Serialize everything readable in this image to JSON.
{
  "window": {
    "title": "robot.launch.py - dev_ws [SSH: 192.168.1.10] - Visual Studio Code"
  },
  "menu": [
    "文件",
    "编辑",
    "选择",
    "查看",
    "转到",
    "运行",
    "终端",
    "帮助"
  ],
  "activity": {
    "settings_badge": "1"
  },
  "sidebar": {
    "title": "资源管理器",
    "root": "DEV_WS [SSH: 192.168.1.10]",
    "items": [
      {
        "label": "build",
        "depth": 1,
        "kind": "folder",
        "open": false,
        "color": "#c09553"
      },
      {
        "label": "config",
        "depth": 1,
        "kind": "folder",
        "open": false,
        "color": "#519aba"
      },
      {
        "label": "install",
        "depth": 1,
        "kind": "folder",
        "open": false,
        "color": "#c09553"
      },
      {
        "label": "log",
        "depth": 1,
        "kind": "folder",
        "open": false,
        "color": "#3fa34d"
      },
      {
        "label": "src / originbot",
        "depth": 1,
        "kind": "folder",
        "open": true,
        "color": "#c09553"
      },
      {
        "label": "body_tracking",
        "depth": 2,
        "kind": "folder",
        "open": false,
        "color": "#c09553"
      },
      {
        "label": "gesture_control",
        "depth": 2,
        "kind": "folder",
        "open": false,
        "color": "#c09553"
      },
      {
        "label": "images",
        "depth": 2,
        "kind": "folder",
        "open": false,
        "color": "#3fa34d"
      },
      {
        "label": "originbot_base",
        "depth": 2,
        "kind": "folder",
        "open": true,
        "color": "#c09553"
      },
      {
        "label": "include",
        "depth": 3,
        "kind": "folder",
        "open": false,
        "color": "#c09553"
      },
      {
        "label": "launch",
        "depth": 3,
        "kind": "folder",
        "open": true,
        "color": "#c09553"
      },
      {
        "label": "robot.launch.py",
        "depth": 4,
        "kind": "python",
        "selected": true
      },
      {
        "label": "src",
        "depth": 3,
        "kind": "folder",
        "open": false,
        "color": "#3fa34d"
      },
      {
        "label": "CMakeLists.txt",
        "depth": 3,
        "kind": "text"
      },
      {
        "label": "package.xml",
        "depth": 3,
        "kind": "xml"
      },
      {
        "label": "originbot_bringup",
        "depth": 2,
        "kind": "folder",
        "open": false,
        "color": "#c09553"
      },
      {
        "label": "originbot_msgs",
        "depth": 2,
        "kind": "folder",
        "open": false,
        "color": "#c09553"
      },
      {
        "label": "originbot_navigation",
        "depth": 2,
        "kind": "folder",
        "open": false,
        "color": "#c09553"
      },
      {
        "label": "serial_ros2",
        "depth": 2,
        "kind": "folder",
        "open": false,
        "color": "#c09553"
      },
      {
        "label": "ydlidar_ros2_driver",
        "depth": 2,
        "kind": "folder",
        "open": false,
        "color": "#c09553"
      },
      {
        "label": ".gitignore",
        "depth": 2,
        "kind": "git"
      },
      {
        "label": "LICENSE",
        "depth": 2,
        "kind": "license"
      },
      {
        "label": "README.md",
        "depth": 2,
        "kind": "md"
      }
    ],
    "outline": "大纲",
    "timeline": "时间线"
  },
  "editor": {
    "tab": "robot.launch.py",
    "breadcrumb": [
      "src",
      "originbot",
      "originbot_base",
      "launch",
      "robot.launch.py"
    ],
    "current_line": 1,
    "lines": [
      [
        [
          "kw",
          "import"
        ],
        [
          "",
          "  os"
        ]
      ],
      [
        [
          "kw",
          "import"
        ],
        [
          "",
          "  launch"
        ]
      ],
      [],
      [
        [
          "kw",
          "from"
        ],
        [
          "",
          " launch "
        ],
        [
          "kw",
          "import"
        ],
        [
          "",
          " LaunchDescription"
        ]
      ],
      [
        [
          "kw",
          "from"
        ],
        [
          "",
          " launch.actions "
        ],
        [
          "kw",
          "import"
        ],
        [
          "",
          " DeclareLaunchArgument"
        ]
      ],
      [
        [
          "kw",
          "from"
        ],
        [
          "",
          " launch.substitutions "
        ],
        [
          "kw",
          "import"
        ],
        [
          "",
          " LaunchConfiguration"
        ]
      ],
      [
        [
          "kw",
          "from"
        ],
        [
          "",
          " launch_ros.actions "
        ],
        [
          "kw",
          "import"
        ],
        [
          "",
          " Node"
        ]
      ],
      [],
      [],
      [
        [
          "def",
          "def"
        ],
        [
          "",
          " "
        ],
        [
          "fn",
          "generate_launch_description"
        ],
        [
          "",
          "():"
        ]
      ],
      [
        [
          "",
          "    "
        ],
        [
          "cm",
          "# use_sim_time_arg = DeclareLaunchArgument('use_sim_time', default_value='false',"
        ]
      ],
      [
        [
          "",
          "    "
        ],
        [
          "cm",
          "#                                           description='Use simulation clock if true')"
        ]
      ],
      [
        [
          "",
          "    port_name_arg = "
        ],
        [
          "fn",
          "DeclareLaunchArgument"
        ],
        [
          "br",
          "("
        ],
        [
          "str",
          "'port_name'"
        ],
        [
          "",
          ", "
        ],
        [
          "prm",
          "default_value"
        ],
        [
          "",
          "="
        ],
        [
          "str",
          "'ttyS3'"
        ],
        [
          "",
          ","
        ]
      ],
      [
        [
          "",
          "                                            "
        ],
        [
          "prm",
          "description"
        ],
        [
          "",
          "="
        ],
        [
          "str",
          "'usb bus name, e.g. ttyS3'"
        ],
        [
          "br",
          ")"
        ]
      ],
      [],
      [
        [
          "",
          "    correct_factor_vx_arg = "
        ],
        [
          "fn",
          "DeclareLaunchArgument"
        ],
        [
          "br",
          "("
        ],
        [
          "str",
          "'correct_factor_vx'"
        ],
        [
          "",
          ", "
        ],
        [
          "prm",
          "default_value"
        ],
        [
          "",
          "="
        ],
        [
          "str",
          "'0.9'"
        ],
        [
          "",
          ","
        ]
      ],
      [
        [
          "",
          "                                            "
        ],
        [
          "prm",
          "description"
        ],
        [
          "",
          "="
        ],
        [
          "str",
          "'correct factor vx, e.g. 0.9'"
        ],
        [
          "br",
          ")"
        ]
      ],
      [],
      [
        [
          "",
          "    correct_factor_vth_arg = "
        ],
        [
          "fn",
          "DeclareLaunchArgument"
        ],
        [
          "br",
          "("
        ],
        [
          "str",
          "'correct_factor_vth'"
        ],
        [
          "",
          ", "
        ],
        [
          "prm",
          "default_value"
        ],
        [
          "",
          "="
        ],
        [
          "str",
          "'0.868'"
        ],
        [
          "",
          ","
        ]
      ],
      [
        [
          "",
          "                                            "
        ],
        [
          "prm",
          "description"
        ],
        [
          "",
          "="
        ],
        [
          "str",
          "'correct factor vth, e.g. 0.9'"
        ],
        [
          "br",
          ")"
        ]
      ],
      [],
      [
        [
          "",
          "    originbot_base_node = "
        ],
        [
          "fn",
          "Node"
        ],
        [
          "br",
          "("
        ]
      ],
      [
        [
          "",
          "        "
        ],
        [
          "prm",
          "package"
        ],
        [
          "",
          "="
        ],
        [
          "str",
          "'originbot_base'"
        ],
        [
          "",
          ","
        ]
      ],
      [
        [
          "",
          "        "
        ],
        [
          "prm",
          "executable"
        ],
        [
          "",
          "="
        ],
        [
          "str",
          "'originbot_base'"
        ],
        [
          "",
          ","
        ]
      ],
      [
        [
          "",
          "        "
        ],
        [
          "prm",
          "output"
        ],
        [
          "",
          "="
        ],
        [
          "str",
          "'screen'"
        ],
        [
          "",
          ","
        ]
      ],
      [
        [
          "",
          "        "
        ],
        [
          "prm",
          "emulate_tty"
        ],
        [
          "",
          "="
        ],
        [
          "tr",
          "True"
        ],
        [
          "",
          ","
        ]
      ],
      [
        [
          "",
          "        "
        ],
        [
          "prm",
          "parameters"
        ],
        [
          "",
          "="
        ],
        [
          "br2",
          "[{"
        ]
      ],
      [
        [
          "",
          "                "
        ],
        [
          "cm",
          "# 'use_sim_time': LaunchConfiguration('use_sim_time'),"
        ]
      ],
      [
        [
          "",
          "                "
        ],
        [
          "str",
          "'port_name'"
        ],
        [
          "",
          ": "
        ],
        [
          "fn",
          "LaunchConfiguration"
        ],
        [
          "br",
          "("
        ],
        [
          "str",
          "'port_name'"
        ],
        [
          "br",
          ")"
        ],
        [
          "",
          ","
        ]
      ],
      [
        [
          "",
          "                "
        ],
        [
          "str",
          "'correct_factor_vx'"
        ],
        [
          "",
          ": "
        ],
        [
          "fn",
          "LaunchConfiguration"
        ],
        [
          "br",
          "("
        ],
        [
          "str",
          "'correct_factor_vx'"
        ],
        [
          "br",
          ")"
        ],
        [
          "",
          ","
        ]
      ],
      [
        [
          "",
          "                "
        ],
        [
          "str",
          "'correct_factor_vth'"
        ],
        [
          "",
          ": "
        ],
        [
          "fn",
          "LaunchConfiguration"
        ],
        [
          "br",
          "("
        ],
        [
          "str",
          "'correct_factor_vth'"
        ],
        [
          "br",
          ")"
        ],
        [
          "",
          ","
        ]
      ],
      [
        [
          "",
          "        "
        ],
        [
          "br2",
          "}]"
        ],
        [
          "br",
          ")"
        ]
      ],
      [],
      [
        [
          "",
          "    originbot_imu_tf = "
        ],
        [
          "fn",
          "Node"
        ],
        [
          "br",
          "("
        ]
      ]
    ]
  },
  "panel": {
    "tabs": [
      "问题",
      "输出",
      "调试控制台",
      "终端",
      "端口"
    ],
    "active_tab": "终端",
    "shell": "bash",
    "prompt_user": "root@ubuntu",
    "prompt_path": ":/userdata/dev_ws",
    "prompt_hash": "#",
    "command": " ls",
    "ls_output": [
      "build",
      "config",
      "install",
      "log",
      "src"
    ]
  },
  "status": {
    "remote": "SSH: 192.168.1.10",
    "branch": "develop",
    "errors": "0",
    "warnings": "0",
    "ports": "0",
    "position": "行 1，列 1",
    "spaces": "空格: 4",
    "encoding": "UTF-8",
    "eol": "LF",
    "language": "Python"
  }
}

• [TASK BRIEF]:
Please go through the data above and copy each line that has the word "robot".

• [ANSWER AREA]:
    "title": "robot.launch.py - dev_ws [SSH: 192.168.1.10] - Visual Studio Code"
        "label": "robot.launch.py",
    "tab": "robot.launch.py",
      "robot.launch.py"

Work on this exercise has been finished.